I can still hear my father encouraging me to make an integrity or value-based decision when I’m confronted with a choice. I want my girls to hear my voice when they make decisions too, so I will continue having regular money conversations with them and not hide how we spend our family money. This is how they learn.
We pulled into our driveway and I turned to Taylor, “Thank you for coming with me today. You were such a great helper at making decisions.”
“You’re welcome!” Taylor replied. “I’ve changed my mind. I don’t want the whisk anymore. I’d rather save my money for something I really want instead.”
Taylor is seven-years-old and already a Money Smart Kid who is well on her way to becoming a Money Smart Adult. I couldn’t be more proud of her.
The Heavy Purse Store is now open! My new downloadable Money Club Workbooks are now on sale. Each workbook provides five targeted lessons to help you raise Financially Confident Kids. Please check them out in The Heavy Purse Store.
Practical hands on lessons are a much better way for anyone (young or old) to learn something new.
People say that we only remember a small percentage of what we read, but we remember a lot more from an experience, especially if there is any sort of emotion attached to the experience.
These experiences that you are building with your daughters around managing money are things that they will carry forward the same way you carry forward the lessons you learned from your father. And the absolute best part is that the lessons are all taught in a positive, fun way. :-)
It does feel great to pay my father's legacy forward. It's my greatest hope that when Taylor and Lauren leave home that I've prepared them to be financially independent and that they, in turn, teach those same lessons to their kids (many, many years from now!) :)
My hope as a mom is that our kiddo learns to be money smart as she grows up, we'll start as soon as shes old enough to start understanding.
Now that my oldest daughter has her own little family I can see she learned from our conversations because she's a wise little shopper. My youngest, not so much, we have to have a little more conversations about money but she's coming around :)

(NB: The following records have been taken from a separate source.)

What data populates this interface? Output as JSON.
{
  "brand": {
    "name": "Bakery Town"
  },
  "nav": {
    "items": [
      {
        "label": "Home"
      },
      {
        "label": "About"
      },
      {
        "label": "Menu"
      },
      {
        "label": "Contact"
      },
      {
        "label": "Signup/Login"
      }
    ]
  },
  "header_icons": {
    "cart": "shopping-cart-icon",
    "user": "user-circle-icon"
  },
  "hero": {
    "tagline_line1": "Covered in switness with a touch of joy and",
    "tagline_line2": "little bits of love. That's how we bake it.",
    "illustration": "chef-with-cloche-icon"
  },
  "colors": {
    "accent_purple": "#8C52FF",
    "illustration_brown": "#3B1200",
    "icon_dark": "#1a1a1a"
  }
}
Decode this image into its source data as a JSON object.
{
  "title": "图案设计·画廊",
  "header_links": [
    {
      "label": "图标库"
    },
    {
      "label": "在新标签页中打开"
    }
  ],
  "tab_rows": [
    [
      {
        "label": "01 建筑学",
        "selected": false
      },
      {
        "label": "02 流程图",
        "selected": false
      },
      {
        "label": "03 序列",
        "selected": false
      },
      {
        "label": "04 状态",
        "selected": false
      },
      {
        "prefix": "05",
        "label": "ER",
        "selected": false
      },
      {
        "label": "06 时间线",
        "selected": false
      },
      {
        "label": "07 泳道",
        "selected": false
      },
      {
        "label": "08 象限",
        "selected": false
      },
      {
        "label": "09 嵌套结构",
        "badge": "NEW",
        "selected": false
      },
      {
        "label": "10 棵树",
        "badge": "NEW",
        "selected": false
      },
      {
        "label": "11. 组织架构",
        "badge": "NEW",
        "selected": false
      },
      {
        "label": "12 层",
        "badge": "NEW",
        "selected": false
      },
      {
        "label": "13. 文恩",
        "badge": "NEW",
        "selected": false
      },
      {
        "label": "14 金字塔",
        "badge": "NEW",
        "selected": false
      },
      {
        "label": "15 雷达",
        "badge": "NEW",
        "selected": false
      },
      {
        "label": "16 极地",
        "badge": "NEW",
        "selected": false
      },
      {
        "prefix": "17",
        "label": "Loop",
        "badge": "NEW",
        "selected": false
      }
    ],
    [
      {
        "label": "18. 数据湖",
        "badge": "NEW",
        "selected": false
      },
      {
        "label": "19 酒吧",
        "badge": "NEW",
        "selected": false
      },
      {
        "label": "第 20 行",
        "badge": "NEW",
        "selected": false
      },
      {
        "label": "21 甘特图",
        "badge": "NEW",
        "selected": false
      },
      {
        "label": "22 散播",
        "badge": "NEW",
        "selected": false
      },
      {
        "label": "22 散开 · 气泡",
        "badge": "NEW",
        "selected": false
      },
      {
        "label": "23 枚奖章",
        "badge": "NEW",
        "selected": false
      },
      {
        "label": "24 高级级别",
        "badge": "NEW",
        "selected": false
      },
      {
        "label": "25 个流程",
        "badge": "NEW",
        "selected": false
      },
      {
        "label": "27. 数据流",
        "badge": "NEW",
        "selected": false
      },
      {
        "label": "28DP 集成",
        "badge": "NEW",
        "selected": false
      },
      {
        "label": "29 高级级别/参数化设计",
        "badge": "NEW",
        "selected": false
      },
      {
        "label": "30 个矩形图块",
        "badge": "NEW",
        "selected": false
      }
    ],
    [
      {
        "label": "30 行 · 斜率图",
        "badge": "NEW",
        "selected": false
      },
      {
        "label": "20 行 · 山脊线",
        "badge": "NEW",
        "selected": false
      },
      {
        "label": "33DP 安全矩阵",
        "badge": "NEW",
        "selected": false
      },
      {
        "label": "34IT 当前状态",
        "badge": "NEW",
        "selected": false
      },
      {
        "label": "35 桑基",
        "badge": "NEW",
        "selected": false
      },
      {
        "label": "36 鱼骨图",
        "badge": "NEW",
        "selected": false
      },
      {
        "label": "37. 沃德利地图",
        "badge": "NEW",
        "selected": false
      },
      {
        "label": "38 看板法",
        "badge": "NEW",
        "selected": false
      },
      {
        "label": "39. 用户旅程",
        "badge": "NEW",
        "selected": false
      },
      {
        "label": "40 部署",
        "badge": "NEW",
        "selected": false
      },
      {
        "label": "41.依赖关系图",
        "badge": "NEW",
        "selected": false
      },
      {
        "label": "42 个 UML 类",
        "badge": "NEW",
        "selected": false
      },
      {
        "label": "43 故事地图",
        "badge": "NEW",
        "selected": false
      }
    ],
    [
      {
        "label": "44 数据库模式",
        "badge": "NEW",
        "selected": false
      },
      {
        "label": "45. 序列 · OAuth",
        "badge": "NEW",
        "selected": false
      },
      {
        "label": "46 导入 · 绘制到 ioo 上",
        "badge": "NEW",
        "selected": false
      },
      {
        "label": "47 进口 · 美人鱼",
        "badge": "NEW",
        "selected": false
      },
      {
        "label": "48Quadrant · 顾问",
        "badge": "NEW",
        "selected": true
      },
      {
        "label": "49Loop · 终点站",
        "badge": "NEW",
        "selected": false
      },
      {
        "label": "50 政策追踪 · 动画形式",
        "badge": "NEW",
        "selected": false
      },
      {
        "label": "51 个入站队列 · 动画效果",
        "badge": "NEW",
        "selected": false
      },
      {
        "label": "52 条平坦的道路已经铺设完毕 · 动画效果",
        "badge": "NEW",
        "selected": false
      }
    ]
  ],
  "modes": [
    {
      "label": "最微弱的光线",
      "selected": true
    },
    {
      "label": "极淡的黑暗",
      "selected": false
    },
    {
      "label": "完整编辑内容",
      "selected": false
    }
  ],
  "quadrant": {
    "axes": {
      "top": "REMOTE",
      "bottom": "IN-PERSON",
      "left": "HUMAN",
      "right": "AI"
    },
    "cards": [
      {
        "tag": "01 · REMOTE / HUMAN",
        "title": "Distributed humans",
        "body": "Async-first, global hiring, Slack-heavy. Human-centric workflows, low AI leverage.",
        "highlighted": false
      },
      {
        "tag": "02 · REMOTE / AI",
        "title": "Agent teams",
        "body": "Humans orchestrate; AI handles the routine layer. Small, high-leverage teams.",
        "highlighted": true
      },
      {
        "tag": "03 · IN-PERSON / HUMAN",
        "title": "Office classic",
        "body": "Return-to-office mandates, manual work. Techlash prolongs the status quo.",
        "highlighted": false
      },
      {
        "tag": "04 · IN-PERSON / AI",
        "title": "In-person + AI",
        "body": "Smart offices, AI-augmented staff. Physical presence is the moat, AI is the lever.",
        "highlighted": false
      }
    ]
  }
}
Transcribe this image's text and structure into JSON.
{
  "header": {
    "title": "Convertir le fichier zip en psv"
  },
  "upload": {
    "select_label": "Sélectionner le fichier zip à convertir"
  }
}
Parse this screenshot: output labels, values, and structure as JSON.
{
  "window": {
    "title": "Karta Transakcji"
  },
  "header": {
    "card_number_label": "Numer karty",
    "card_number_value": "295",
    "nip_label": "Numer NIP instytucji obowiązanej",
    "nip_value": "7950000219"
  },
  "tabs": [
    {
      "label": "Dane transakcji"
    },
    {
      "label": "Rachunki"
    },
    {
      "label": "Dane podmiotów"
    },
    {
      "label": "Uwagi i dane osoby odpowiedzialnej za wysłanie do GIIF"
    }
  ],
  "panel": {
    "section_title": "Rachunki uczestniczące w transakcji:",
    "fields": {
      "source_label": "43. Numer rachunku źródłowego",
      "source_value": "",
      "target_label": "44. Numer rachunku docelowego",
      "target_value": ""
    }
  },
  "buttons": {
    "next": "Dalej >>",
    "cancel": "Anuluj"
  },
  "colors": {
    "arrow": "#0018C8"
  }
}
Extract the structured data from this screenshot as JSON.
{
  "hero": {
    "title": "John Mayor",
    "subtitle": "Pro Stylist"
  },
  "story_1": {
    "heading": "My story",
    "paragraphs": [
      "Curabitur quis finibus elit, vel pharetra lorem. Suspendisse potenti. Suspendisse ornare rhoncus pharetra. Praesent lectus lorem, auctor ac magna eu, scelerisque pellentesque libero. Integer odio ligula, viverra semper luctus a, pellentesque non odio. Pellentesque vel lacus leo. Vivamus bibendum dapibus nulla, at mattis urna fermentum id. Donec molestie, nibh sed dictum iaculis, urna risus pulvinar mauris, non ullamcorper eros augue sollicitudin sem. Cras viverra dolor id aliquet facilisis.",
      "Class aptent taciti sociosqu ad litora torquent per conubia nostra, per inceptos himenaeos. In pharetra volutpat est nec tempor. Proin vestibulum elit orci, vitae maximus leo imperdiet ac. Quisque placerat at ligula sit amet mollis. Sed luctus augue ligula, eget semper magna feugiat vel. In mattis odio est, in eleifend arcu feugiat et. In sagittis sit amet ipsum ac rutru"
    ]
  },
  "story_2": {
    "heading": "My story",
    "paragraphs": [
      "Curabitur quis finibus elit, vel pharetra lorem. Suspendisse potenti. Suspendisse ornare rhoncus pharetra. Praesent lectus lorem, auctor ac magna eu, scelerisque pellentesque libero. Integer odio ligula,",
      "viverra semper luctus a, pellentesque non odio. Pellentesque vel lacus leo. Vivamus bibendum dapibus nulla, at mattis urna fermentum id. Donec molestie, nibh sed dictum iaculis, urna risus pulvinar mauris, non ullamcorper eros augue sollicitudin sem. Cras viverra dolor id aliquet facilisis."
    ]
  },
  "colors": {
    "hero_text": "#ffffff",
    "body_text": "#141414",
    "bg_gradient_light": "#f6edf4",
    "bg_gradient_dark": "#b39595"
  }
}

Thanks for sharing this, gives us a great idea on how to make simple conversations mean so much.
Hope things are going well.
She'll be starting her first job tomorrow and she is already talking about saving more than half her check...I love it!
Hope you had a great weekend Shannon! Have a great new week ahead!
Thanks for posting!
I hope to do the same with my children. My parents never had these conversations with me. I did ok in the beginning on my own but there were things I didn't understand and concepts I didn't learn in school. You never want your kids to learn about their finances the hard way.